● **Assigned task**
From the data that follows, copy every line with the string "Message".

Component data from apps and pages
- Opening Delimiter -

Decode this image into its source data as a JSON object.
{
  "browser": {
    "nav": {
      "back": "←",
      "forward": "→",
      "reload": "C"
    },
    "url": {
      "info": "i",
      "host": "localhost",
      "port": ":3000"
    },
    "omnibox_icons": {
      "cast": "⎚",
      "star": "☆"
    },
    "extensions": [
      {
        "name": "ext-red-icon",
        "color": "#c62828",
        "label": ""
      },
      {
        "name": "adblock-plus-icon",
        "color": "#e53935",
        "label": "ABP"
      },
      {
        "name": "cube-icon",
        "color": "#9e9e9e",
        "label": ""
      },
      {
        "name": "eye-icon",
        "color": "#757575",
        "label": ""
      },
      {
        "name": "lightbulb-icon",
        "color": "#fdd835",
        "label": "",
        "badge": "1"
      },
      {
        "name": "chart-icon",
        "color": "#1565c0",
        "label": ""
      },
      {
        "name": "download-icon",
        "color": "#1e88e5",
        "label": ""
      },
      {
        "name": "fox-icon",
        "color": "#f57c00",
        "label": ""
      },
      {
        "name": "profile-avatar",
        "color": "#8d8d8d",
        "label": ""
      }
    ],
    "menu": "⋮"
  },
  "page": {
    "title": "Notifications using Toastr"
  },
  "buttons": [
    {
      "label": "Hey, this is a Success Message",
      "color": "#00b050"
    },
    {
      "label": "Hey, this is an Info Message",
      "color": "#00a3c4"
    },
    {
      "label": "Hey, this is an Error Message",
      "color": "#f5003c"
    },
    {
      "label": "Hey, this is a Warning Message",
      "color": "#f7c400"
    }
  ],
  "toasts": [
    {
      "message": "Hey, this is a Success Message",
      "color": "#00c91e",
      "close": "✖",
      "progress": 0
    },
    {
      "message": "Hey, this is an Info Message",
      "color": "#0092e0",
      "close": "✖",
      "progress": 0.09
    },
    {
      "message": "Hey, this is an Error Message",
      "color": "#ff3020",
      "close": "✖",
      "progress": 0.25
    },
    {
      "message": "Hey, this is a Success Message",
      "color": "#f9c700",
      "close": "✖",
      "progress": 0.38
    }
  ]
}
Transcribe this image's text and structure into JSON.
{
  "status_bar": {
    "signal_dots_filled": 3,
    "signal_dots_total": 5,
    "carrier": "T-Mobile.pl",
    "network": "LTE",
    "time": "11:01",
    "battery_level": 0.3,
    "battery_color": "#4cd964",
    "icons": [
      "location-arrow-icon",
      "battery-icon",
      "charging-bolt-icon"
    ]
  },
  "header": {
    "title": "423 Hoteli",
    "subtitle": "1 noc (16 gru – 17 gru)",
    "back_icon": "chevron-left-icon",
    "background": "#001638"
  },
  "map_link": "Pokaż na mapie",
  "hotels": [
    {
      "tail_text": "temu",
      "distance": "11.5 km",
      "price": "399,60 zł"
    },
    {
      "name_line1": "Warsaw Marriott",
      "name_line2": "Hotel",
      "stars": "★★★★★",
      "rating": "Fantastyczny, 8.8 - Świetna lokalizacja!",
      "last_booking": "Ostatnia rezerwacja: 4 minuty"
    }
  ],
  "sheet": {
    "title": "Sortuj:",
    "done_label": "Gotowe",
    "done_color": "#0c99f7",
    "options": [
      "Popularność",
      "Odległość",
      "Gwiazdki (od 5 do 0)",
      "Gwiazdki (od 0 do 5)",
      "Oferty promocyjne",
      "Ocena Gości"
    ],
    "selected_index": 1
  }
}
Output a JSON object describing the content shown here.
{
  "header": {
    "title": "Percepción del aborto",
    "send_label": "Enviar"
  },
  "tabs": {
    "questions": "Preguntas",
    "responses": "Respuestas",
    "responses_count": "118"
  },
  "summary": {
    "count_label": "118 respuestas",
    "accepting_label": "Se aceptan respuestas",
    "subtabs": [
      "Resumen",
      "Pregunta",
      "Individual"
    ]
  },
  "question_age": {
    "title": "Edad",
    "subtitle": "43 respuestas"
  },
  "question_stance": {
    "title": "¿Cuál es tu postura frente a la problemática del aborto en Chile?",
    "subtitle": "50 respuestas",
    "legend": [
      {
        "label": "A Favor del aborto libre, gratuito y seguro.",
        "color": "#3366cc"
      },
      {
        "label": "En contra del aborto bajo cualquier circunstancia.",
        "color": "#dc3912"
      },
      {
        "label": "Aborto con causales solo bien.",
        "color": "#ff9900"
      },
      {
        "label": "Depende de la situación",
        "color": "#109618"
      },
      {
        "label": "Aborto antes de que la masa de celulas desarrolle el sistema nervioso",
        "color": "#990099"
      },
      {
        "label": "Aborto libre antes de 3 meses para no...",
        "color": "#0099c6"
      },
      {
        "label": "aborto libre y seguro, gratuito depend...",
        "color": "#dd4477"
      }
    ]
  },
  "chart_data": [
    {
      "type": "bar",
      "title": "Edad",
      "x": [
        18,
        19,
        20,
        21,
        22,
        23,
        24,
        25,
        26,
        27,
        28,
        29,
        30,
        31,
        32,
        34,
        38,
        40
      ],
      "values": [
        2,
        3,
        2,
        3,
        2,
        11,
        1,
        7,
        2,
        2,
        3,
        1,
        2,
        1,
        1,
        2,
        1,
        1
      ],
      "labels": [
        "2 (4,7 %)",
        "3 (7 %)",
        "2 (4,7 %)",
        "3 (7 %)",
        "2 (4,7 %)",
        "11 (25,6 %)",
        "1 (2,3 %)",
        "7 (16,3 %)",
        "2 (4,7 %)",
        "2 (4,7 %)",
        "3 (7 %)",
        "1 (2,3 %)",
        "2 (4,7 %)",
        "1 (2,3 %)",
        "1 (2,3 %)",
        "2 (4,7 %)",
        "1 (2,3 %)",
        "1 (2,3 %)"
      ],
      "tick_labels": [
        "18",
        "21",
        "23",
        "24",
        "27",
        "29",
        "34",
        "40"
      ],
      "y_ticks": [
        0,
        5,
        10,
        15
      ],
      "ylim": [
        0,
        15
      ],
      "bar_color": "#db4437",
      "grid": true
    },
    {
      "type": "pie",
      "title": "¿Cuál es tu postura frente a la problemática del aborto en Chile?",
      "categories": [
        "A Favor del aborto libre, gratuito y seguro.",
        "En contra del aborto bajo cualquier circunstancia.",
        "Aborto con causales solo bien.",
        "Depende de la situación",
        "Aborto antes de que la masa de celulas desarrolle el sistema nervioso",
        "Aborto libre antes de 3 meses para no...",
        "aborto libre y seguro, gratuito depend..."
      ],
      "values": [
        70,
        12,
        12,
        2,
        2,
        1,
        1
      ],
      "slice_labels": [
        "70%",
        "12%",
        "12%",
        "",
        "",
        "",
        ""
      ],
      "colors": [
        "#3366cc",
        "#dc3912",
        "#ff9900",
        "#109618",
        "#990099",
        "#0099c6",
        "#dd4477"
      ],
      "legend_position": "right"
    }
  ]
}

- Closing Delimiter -

● **Output for this exercise**
      "label": "Hey, this is a Success Message",
      "label": "Hey, this is an Info Message",
      "label": "Hey, this is an Error Message",
      "label": "Hey, this is a Warning Message",
      "message": "Hey, this is a Success Message",
      "message": "Hey, this is an Info Message",
      "message": "Hey, this is an Error Message",
      "message": "Hey, this is a Success Message",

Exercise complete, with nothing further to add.